In addition, there is a big risk of harming the parent-child and school-child relationships by creating an environment of resentment, distrust, and suspicion. Students will feel their trust and honesty with teachers/school administration has completely disappeared. If students are subjected to such private tests, they may feel that their personal lives are being searched through, and messed around with.
Performing these tests on students is much harder than people think. It’s not just a “positive, come with me kid”, or “negative, go back to class”. Medical professionals will randomly draw out a name from the database, and come to the campus the day of the testing. The student is taken out of class, and goes to the nurse to give a urine sample. The student, parents and school officials are notified the results. But that’s only half the work. If the test comes out positive then the student will be sent for counseling, and will be immediately removed from any extra-curricular activities, if involved in any. But the counseling doesn’t have any proven effects on teens. And generally, teens don’t respond well to school guidance counselors, since they could go to some sessions and pretend to improve.

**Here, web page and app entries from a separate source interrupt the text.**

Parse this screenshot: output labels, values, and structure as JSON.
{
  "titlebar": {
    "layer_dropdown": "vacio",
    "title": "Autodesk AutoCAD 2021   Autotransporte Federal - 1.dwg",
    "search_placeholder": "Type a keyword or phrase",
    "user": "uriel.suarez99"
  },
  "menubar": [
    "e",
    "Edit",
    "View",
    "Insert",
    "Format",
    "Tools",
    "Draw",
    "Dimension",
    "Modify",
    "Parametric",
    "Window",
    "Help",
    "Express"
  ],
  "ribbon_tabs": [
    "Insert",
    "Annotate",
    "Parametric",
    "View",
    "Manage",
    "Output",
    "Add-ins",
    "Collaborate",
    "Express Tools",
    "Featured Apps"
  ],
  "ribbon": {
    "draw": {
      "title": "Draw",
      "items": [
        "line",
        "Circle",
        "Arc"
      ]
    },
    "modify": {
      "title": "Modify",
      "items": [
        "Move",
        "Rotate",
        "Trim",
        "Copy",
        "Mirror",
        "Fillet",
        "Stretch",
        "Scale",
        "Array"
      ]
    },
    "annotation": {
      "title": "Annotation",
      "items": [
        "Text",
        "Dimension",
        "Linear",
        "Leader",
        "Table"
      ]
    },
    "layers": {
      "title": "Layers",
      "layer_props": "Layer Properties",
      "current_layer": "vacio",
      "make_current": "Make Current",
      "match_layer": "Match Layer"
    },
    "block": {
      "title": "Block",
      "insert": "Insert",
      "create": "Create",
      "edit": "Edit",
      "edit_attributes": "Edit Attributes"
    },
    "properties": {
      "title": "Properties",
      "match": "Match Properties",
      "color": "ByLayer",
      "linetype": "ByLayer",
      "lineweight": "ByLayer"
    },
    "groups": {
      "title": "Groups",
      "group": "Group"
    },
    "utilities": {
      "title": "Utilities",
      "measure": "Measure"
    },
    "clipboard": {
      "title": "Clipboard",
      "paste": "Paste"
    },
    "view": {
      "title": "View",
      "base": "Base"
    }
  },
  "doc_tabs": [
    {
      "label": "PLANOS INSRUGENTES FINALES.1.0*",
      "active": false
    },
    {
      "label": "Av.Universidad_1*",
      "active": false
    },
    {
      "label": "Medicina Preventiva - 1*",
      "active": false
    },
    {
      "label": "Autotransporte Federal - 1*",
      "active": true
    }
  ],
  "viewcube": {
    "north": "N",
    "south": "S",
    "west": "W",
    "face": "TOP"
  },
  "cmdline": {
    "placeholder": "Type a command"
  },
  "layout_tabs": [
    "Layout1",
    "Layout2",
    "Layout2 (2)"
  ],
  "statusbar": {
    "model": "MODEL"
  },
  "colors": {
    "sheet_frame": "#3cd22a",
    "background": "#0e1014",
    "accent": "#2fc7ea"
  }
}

And even with tests like these, they are often inaccurate. Drug tests will only show results for specific kinds of more-common drugs, leaving other narcotic options available to students without consequence. Also, if the student didn’t take drugs for 48-72 hours, the test will likely come out drug-free. It’s also pretty simple to avoid being detected; if a student drinks enough water before taking the test, the drug will be very diluted in the sample, that it’ll be below detection level. One nurse recalled many mistakes done in the lab, when they were testing the samples. This just come to show how tests aren’t accurate.
There was a study done in 2005, where high school students were asked how they’d feel if they were tested for drugs before signing up for any extra-curricular. They were very hesitant, but they had less apprehension when it was suggested that all students, administrators, teachers, coaches had to undergo drug testing. These observations clearly show that majority of students wouldn’t want to take drug-testing, not because they feared they’d be suspected, rather the lack of privacy.
Many parents feel so disturbed by the mandatory drug-testing that they even stated they’d pull their kids out of schools, if it would be performed.
Rather than imposing random and mandatory drug testing on its youth, the American
government should be allocating more resources towards improved drug education, with better tactics.
It doesn’t take much to dissuade an impressionable teenager to stop buying drugs from friends behind the local grocery store.
Perhaps all that’s needed are some background facts:
Like the serious health effects, fatal at times, which come with drugs, and the millions who die every year due to substance abuse.
Or maybe the bloody Mexican drug war which is being supported by buying those very drugs, the 30,000 people who have died in this one war alone.
But kids don’t know any of this.
And it’s not enough to simply tell them.
You have to show them.
Instead of taking a jar of a student’s urine (which, for all you know, may very well be someone else’s sample), make the consequences of drugs a reality.
Let American youth know that drug abuse doesn’t simply endanger their personal futures-- but it endangers the future of an entire nation.